“They ring the doorbell of apartments, knock down the doors of those who don’t open them and demand that people come out and put a mark that they agree to join the Russian Federation.”

Many Ukrainians had already fled before the referendums, and Russia did not have full control over any of the regions at the time of the sham votes.
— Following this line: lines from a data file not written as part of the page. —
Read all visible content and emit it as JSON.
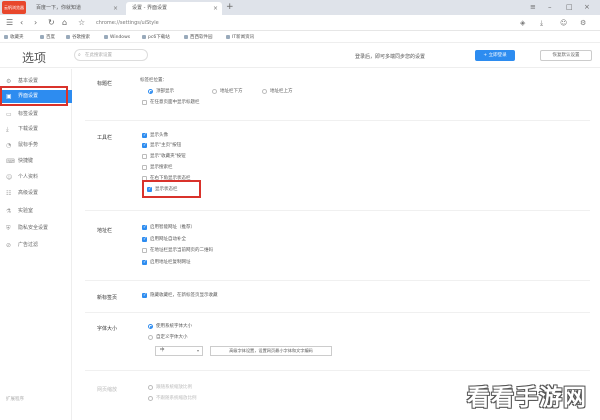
{
  "browser": {
    "logo_text": "云帆浏览器",
    "tabs": [
      {
        "label": "百度一下，你就知道"
      },
      {
        "label": "设置 - 界面设置"
      }
    ],
    "url": "chrome://settings/uiStyle"
  },
  "bookmarks": [
    "收藏夹",
    "百度",
    "谷歌搜索",
    "Windows",
    "pc6下载站",
    "西西软件园",
    "IT新闻资讯"
  ],
  "header": {
    "title": "选项",
    "search_placeholder": "在此搜索设置",
    "hint": "登录后，即可多端同步您的设置",
    "login_button": "+ 立即登录",
    "reset_button": "恢复默认设置"
  },
  "sidebar": {
    "items": [
      {
        "label": "基本设置"
      },
      {
        "label": "界面设置"
      },
      {
        "label": "标签设置"
      },
      {
        "label": "下载设置"
      },
      {
        "label": "鼠标手势"
      },
      {
        "label": "快捷键"
      },
      {
        "label": "个人资料"
      },
      {
        "label": "高级设置"
      },
      {
        "label": "实验室"
      },
      {
        "label": "隐私安全设置"
      },
      {
        "label": "广告过滤"
      }
    ],
    "footer": "扩展程序"
  },
  "sections": {
    "titlebar": {
      "label": "标题栏",
      "sub": "标签栏位置：",
      "radios": [
        "顶部显示",
        "地址栏下方",
        "地址栏上方"
      ],
      "checkbox": "在任意页面中显示标题栏"
    },
    "toolbar": {
      "label": "工具栏",
      "items": [
        "显示头像",
        "显示\"主页\"按钮",
        "显示\"收藏夹\"按钮",
        "显示搜索栏",
        "在右下角显示状态栏",
        "显示状态栏"
      ]
    },
    "addressbar": {
      "label": "地址栏",
      "items": [
        "启用智能网址（推荐）",
        "启用网址自动补全",
        "在地址栏显示当前网页的二维码",
        "启用地址栏复制网址"
      ]
    },
    "newtab": {
      "label": "新标签页",
      "checkbox": "隐藏收藏栏，在新标签页显示收藏"
    },
    "fontsize": {
      "label": "字体大小",
      "radios": [
        "使用系统字体大小",
        "自定义字体大小"
      ],
      "select_value": "中",
      "advanced_button": "高级字体设置，设置网页最小字体和文字编码"
    },
    "zoom": {
      "label": "网页缩放",
      "radios": [
        "跟随系统缩放比例",
        "不跟随系统缩放比例"
      ]
    }
  },
  "watermark": "看看手游网"
}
Military hostilities were still ongoing in all four provinces.

In Zaporizhzhia, for example, at the time the referendum was held, Ukraine still controlled Zaporizhzhia city, which had a pre-war population of 700,000.

Two of the provinces where referendums were held, Luhansk and Donetsk, are already home to self-proclaimed “people’s republics” – Kremlin-controlled breakaway areas declared after Russia’s clandestine invasion of Crimea in 2014.

Since Russian proxy forces took over those areas in 2014, the U.N. human rights watchdog said basic civil rights have been “severely restricted,” with pro-Ukrainian views essentially criminalized.

The referendums are also illegal under Ukrainian and international law.

Earlier this month, the United Nations General Assembly passed a resolution by a large majority calling on countries not to recognize Russia’s claim to the four regions.

The resolution said the four regions were “temporarily occupied by Russia” in violation of Ukraine's territorial integrity, sovereignty and political independence. The resolution demanded that Moscow reverse its “attempted illegal annexation.”

The referendums corresponded with Russian setbacks on the battlefield.

The same day referendums were announced, Putin also ordered a “partial” mobilization in Russia amid a Ukrainian counteroffensive that liberated more than 3,000 square kilometers of Ukrainian territory. Russian troops were pushed out of the northeastern Kharkiv region, and advances continue elsewhere.

Putin’s mobilization has sparked fear across Russia, triggering a mass exodus of Russian men of military age.

Likewise, Putin’s martial law declaration comes amid signs that Ukraine’s campaign to retake Kherson, in southern Ukraine, is gathering steam.

On October 18, the Moscow-installed deputy administrator of Kherson, Kirill Stremousov, warned “the battle of Kherson” would soon begin, and told civilians to evacuate the city of Kherson “as soon as possible.”

Vladimir Saldo, the head of the city’s Moscow-installed military–civilian administration, said 50,000-60,000 civilians would leave Kherson and surrounding towns in the coming days, along with occupation administration officials.

The Ukrainian president's chief of staff, Andriy Yermak, accused Russia of staging a propaganda show to convince residents of Kherson to flee by scaring them “with fake messages about the shelling of the city by our army.”

Analysts say Putin is trying to compel more Ukrainians to fight in the Russian army. Russia-backed fighters in occupied areas of Ukraine’s eastern Donbas region have already forced local men, including Ukrainian citizens, to join the military.

Rights activists say Crimean Tatars, who are largely pro-Ukrainian, have disproportionately faced conscription in Russian-occupied Crimea.

Forcibly conscripting Ukrainians and then forcing those conscripts to relocate to Russia would violate the Geneva Convention.